journal contribution
posted on 2012-10-01, 00:00 authored by A Gupta, Jitraporn Vongsvivut, Colin BarrowColin Barrow, Munish PuriMunish Puri
Marine microbes are competent organisms, some of which can accumulate large amounts of lipids. A yeast strain, Rhodotorula mucilaginosa AMCQ8A was isolated from the marine water of the Queenscliff region, Victoria, Australia. The yeast isolate was identified by sequencing 18s rDNA genes. Scanning electron microscopy images revealed scars on the surface of the yeast cells. The Fourier transform infrared spectroscopy microspectroscopy studies demonstrated the presence of unsaturated fatty acids by differential microscopic analysis. The sharp band at 1745 cm-1 was represented by ν(C=O) stretches of ester functional groups from lipids and fats, and therefore indicated the presence of total lipids produced by the cells. Over 65% of the fatty acids from the yeast strain were analyzed as C16 and C18:1 with omega-3 content from about 6% to 7%. Thus, this marine-derived yeast could be a potential source of lipids, including omega-3 fatty acids. 2012, The Society for Biotechnology, Japan.

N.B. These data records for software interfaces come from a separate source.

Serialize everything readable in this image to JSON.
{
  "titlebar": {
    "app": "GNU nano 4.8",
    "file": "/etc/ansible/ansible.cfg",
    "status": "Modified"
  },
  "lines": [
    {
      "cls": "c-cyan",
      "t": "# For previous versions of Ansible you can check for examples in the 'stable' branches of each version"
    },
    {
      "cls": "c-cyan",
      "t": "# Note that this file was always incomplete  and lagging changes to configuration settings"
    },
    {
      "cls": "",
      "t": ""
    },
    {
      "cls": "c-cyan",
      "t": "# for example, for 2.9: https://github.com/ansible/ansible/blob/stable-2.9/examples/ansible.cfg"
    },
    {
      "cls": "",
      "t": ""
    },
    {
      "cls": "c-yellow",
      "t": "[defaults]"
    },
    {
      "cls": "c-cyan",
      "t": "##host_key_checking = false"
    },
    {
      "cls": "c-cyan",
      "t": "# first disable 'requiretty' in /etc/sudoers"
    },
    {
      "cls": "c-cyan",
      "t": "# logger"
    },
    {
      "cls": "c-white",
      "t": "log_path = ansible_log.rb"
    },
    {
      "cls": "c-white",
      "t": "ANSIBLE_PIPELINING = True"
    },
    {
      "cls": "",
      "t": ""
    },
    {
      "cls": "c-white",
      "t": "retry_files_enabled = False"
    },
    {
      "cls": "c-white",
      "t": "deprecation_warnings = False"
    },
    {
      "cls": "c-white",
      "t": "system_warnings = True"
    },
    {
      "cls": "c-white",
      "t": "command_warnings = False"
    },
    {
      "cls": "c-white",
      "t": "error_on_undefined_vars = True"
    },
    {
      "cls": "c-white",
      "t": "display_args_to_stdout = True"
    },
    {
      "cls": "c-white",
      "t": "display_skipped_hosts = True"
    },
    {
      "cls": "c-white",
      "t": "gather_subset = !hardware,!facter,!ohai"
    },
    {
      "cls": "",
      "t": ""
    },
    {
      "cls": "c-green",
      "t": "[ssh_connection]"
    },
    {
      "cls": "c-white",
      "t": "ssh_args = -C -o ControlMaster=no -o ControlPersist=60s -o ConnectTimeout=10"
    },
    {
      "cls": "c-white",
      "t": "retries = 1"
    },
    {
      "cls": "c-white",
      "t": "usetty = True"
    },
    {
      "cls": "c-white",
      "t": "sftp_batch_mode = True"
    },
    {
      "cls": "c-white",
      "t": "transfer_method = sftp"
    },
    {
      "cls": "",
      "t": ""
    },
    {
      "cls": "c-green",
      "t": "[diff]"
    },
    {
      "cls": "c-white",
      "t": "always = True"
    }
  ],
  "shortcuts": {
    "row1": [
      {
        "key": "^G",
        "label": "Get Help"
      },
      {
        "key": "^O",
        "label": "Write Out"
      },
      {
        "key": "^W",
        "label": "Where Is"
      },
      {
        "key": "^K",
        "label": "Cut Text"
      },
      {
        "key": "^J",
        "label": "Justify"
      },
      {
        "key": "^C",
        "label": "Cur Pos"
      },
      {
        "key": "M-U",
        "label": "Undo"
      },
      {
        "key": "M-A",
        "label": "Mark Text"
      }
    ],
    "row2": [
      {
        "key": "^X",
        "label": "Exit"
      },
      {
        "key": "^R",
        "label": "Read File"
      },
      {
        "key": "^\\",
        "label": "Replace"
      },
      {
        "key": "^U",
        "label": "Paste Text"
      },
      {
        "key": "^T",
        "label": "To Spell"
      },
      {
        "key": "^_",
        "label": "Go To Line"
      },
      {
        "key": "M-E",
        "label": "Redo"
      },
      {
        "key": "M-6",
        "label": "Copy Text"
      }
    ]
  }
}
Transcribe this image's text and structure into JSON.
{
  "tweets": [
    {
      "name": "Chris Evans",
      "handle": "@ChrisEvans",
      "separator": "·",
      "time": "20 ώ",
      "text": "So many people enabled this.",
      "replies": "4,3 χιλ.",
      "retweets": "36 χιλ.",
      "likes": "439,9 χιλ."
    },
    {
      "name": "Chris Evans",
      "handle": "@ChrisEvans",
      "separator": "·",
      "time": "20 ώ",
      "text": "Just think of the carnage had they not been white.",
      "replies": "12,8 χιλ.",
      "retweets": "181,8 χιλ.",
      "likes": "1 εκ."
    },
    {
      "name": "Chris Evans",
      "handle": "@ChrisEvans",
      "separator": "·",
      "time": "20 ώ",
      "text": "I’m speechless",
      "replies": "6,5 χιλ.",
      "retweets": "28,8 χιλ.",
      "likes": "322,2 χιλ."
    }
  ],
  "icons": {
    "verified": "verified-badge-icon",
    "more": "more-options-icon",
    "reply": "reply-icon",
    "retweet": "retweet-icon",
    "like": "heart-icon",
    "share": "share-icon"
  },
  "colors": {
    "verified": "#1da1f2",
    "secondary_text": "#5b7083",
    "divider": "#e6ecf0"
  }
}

All rights reserved.

History

Journal

Journal of bioscience and bioengineering

Volume

114

Issue

4

Pagination

411 - 417

Publisher

Elsevier BV

Location

Amsterdam, The Netherlands

ISSN

1347-4421

Language

eng

Notes

Available online 20 June 2012

Publication classification

C1 Refereed article in a scholarly journal; C Journal article

Copyright notice

2012, Elsevier